[PROBLEM DETAILS]
A full and exact copy of the listing that follows is needed.
☆ ☆ ☆
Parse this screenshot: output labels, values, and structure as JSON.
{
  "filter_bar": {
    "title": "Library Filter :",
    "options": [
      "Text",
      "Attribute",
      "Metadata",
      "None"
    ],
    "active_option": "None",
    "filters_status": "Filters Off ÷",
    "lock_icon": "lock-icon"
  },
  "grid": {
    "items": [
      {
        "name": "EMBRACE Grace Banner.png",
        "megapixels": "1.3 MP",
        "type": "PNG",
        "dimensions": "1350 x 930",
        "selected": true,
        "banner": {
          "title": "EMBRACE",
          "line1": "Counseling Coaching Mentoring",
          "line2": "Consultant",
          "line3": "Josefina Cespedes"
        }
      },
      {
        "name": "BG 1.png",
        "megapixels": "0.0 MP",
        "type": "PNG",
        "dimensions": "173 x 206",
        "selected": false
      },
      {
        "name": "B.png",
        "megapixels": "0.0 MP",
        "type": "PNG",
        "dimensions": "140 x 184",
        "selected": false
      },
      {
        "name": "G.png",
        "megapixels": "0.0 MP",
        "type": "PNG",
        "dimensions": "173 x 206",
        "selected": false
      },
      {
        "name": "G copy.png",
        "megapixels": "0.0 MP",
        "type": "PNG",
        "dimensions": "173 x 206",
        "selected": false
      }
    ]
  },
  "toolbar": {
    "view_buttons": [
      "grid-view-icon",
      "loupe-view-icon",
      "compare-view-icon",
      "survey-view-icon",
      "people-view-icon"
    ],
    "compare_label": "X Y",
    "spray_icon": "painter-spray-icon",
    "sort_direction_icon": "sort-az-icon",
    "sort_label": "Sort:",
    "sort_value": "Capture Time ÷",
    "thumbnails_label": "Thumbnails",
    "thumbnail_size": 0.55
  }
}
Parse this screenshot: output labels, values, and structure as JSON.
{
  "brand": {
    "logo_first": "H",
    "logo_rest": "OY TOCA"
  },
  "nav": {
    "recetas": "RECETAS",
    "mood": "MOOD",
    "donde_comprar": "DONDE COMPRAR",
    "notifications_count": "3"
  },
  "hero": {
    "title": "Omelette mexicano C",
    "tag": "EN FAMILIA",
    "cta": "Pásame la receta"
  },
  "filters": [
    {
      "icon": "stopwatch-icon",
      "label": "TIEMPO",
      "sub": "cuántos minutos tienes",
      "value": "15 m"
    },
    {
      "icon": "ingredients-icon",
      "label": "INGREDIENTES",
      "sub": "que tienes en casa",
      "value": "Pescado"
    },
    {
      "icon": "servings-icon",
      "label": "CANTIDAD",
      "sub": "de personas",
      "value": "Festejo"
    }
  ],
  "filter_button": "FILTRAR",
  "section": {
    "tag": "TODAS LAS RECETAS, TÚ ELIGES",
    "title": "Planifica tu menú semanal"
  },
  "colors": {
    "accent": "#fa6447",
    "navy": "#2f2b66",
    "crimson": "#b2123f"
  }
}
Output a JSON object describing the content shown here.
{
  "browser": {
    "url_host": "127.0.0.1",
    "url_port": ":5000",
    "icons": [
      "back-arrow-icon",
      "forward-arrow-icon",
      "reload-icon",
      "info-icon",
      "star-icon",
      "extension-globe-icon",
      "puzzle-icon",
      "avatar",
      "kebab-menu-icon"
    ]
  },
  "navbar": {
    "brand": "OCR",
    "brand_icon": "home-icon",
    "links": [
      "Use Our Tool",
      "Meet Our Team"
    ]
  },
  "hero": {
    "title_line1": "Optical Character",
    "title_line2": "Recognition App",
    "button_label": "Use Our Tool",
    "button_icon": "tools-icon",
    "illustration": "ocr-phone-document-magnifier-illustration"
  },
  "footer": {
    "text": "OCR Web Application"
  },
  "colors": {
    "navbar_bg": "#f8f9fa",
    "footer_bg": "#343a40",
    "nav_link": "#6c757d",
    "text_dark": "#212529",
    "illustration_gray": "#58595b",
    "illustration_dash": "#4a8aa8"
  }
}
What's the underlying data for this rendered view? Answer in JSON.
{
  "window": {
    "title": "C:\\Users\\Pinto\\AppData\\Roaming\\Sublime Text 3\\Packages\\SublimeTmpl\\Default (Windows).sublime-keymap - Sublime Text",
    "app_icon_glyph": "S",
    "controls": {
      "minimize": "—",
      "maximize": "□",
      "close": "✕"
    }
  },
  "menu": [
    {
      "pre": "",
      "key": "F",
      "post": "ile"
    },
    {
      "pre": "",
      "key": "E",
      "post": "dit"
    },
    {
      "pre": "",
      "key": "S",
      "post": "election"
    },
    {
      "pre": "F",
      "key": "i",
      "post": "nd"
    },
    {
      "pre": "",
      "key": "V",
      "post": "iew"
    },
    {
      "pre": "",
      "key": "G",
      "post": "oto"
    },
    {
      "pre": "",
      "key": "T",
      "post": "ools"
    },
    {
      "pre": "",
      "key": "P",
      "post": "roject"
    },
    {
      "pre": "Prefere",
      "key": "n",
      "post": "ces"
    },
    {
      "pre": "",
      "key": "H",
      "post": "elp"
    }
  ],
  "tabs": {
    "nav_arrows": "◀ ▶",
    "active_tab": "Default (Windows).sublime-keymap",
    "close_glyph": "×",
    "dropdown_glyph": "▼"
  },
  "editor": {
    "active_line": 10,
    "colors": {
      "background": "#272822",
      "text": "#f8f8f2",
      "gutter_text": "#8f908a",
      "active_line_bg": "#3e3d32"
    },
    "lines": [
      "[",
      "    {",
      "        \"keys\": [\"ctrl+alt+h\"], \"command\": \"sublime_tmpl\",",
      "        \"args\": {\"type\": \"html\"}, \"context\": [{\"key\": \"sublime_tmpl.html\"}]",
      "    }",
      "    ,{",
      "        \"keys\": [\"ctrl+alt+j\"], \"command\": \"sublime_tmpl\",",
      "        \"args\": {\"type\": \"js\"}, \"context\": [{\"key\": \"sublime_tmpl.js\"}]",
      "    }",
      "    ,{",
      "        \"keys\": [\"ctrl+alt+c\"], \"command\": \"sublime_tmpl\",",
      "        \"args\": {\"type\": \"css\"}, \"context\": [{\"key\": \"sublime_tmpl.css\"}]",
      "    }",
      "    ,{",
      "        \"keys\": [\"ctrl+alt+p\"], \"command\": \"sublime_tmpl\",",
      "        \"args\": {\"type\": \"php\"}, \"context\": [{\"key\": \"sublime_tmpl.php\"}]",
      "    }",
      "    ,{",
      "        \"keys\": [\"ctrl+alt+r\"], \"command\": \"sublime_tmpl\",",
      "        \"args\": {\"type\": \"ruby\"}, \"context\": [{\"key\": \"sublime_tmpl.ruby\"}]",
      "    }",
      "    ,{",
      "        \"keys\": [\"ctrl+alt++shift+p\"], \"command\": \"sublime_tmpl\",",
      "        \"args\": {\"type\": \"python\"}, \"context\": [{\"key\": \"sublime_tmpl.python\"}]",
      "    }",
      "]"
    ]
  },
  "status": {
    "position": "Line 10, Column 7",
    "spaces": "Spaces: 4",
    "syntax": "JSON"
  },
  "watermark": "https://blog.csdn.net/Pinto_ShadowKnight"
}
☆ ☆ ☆
[SOLUTION FOR THIS EXERCISE]
Parse this screenshot: output labels, values, and structure as JSON.
{
  "filter_bar": {
    "title": "Library Filter :",
    "options": [
      "Text",
      "Attribute",
      "Metadata",
      "None"
    ],
    "active_option": "None",
    "filters_status": "Filters Off ÷",
    "lock_icon": "lock-icon"
  },
  "grid": {
    "items": [
      {
        "name": "EMBRACE Grace Banner.png",
        "megapixels": "1.3 MP",
        "type": "PNG",
        "dimensions": "1350 x 930",
        "selected": true,
        "banner": {
          "title": "EMBRACE",
          "line1": "Counseling Coaching Mentoring",
          "line2": "Consultant",
          "line3": "Josefina Cespedes"
        }
      },
      {
        "name": "BG 1.png",
        "megapixels": "0.0 MP",
        "type": "PNG",
        "dimensions": "173 x 206",
        "selected": false
      },
      {
        "name": "B.png",
        "megapixels": "0.0 MP",
        "type": "PNG",
        "dimensions": "140 x 184",
        "selected": false
      },
      {
        "name": "G.png",
        "megapixels": "0.0 MP",
        "type": "PNG",
        "dimensions": "173 x 206",
        "selected": false
      },
      {
        "name": "G copy.png",
        "megapixels": "0.0 MP",
        "type": "PNG",
        "dimensions": "173 x 206",
        "selected": false
      }
    ]
  },
  "toolbar": {
    "view_buttons": [
      "grid-view-icon",
      "loupe-view-icon",
      "compare-view-icon",
      "survey-view-icon",
      "people-view-icon"
    ],
    "compare_label": "X Y",
    "spray_icon": "painter-spray-icon",
    "sort_direction_icon": "sort-az-icon",
    "sort_label": "Sort:",
    "sort_value": "Capture Time ÷",
    "thumbnails_label": "Thumbnails",
    "thumbnail_size": 0.55
  }
}
Parse this screenshot: output labels, values, and structure as JSON.
{
  "brand": {
    "logo_first": "H",
    "logo_rest": "OY TOCA"
  },
  "nav": {
    "recetas": "RECETAS",
    "mood": "MOOD",
    "donde_comprar": "DONDE COMPRAR",
    "notifications_count": "3"
  },
  "hero": {
    "title": "Omelette mexicano C",
    "tag": "EN FAMILIA",
    "cta": "Pásame la receta"
  },
  "filters": [
    {
      "icon": "stopwatch-icon",
      "label": "TIEMPO",
      "sub": "cuántos minutos tienes",
      "value": "15 m"
    },
    {
      "icon": "ingredients-icon",
      "label": "INGREDIENTES",
      "sub": "que tienes en casa",
      "value": "Pescado"
    },
    {
      "icon": "servings-icon",
      "label": "CANTIDAD",
      "sub": "de personas",
      "value": "Festejo"
    }
  ],
  "filter_button": "FILTRAR",
  "section": {
    "tag": "TODAS LAS RECETAS, TÚ ELIGES",
    "title": "Planifica tu menú semanal"
  },
  "colors": {
    "accent": "#fa6447",
    "navy": "#2f2b66",
    "crimson": "#b2123f"
  }
}
Output a JSON object describing the content shown here.
{
  "browser": {
    "url_host": "127.0.0.1",
    "url_port": ":5000",
    "icons": [
      "back-arrow-icon",
      "forward-arrow-icon",
      "reload-icon",
      "info-icon",
      "star-icon",
      "extension-globe-icon",
      "puzzle-icon",
      "avatar",
      "kebab-menu-icon"
    ]
  },
  "navbar": {
    "brand": "OCR",
    "brand_icon": "home-icon",
    "links": [
      "Use Our Tool",
      "Meet Our Team"
    ]
  },
  "hero": {
    "title_line1": "Optical Character",
    "title_line2": "Recognition App",
    "button_label": "Use Our Tool",
    "button_icon": "tools-icon",
    "illustration": "ocr-phone-document-magnifier-illustration"
  },
  "footer": {
    "text": "OCR Web Application"
  },
  "colors": {
    "navbar_bg": "#f8f9fa",
    "footer_bg": "#343a40",
    "nav_link": "#6c757d",
    "text_dark": "#212529",
    "illustration_gray": "#58595b",
    "illustration_dash": "#4a8aa8"
  }
}
What's the underlying data for this rendered view? Answer in JSON.
{
  "window": {
    "title": "C:\\Users\\Pinto\\AppData\\Roaming\\Sublime Text 3\\Packages\\SublimeTmpl\\Default (Windows).sublime-keymap - Sublime Text",
    "app_icon_glyph": "S",
    "controls": {
      "minimize": "—",
      "maximize": "□",
      "close": "✕"
    }
  },
  "menu": [
    {
      "pre": "",
      "key": "F",
      "post": "ile"
    },
    {
      "pre": "",
      "key": "E",
      "post": "dit"
    },
    {
      "pre": "",
      "key": "S",
      "post": "election"
    },
    {
      "pre": "F",
      "key": "i",
      "post": "nd"
    },
    {
      "pre": "",
      "key": "V",
      "post": "iew"
    },
    {
      "pre": "",
      "key": "G",
      "post": "oto"
    },
    {
      "pre": "",
      "key": "T",
      "post": "ools"
    },
    {
      "pre": "",
      "key": "P",
      "post": "roject"
    },
    {
      "pre": "Prefere",
      "key": "n",
      "post": "ces"
    },
    {
      "pre": "",
      "key": "H",
      "post": "elp"
    }
  ],
  "tabs": {
    "nav_arrows": "◀ ▶",
    "active_tab": "Default (Windows).sublime-keymap",
    "close_glyph": "×",
    "dropdown_glyph": "▼"
  },
  "editor": {
    "active_line": 10,
    "colors": {
      "background": "#272822",
      "text": "#f8f8f2",
      "gutter_text": "#8f908a",
      "active_line_bg": "#3e3d32"
    },
    "lines": [
      "[",
      "    {",
      "        \"keys\": [\"ctrl+alt+h\"], \"command\": \"sublime_tmpl\",",
      "        \"args\": {\"type\": \"html\"}, \"context\": [{\"key\": \"sublime_tmpl.html\"}]",
      "    }",
      "    ,{",
      "        \"keys\": [\"ctrl+alt+j\"], \"command\": \"sublime_tmpl\",",
      "        \"args\": {\"type\": \"js\"}, \"context\": [{\"key\": \"sublime_tmpl.js\"}]",
      "    }",
      "    ,{",
      "        \"keys\": [\"ctrl+alt+c\"], \"command\": \"sublime_tmpl\",",
      "        \"args\": {\"type\": \"css\"}, \"context\": [{\"key\": \"sublime_tmpl.css\"}]",
      "    }",
      "    ,{",
      "        \"keys\": [\"ctrl+alt+p\"], \"command\": \"sublime_tmpl\",",
      "        \"args\": {\"type\": \"php\"}, \"context\": [{\"key\": \"sublime_tmpl.php\"}]",
      "    }",
      "    ,{",
      "        \"keys\": [\"ctrl+alt+r\"], \"command\": \"sublime_tmpl\",",
      "        \"args\": {\"type\": \"ruby\"}, \"context\": [{\"key\": \"sublime_tmpl.ruby\"}]",
      "    }",
      "    ,{",
      "        \"keys\": [\"ctrl+alt++shift+p\"], \"command\": \"sublime_tmpl\",",
      "        \"args\": {\"type\": \"python\"}, \"context\": [{\"key\": \"sublime_tmpl.python\"}]",
      "    }",
      "]"
    ]
  },
  "status": {
    "position": "Line 10, Column 7",
    "spaces": "Spaces: 4",
    "syntax": "JSON"
  },
  "watermark": "https://blog.csdn.net/Pinto_ShadowKnight"
}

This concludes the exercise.